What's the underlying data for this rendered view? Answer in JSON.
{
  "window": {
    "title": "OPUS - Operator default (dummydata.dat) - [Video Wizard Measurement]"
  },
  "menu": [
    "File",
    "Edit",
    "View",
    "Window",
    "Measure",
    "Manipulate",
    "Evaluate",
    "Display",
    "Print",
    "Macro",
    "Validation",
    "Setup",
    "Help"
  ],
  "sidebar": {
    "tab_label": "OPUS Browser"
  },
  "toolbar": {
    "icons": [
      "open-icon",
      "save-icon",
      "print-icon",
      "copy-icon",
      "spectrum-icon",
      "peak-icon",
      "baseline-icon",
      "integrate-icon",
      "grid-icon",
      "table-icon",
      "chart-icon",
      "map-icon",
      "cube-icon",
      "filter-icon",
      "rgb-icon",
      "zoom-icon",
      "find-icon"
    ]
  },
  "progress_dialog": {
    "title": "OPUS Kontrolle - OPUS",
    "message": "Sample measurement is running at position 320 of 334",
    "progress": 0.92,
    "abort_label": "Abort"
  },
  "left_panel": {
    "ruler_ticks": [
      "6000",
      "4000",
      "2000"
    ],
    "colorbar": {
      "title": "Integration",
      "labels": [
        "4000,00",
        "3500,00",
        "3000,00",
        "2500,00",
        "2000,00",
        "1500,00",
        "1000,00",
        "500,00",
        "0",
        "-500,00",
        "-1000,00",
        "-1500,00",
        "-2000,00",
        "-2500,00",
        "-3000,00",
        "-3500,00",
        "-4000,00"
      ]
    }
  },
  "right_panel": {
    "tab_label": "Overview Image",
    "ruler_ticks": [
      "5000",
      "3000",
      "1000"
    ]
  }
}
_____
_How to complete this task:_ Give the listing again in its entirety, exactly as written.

_Worked solution:_
What's the underlying data for this rendered view? Answer in JSON.
{
  "window": {
    "title": "OPUS - Operator default (dummydata.dat) - [Video Wizard Measurement]"
  },
  "menu": [
    "File",
    "Edit",
    "View",
    "Window",
    "Measure",
    "Manipulate",
    "Evaluate",
    "Display",
    "Print",
    "Macro",
    "Validation",
    "Setup",
    "Help"
  ],
  "sidebar": {
    "tab_label": "OPUS Browser"
  },
  "toolbar": {
    "icons": [
      "open-icon",
      "save-icon",
      "print-icon",
      "copy-icon",
      "spectrum-icon",
      "peak-icon",
      "baseline-icon",
      "integrate-icon",
      "grid-icon",
      "table-icon",
      "chart-icon",
      "map-icon",
      "cube-icon",
      "filter-icon",
      "rgb-icon",
      "zoom-icon",
      "find-icon"
    ]
  },
  "progress_dialog": {
    "title": "OPUS Kontrolle - OPUS",
    "message": "Sample measurement is running at position 320 of 334",
    "progress": 0.92,
    "abort_label": "Abort"
  },
  "left_panel": {
    "ruler_ticks": [
      "6000",
      "4000",
      "2000"
    ],
    "colorbar": {
      "title": "Integration",
      "labels": [
        "4000,00",
        "3500,00",
        "3000,00",
        "2500,00",
        "2000,00",
        "1500,00",
        "1000,00",
        "500,00",
        "0",
        "-500,00",
        "-1000,00",
        "-1500,00",
        "-2000,00",
        "-2500,00",
        "-3000,00",
        "-3500,00",
        "-4000,00"
      ]
    }
  },
  "right_panel": {
    "tab_label": "Overview Image",
    "ruler_ticks": [
      "5000",
      "3000",
      "1000"
    ]
  }
}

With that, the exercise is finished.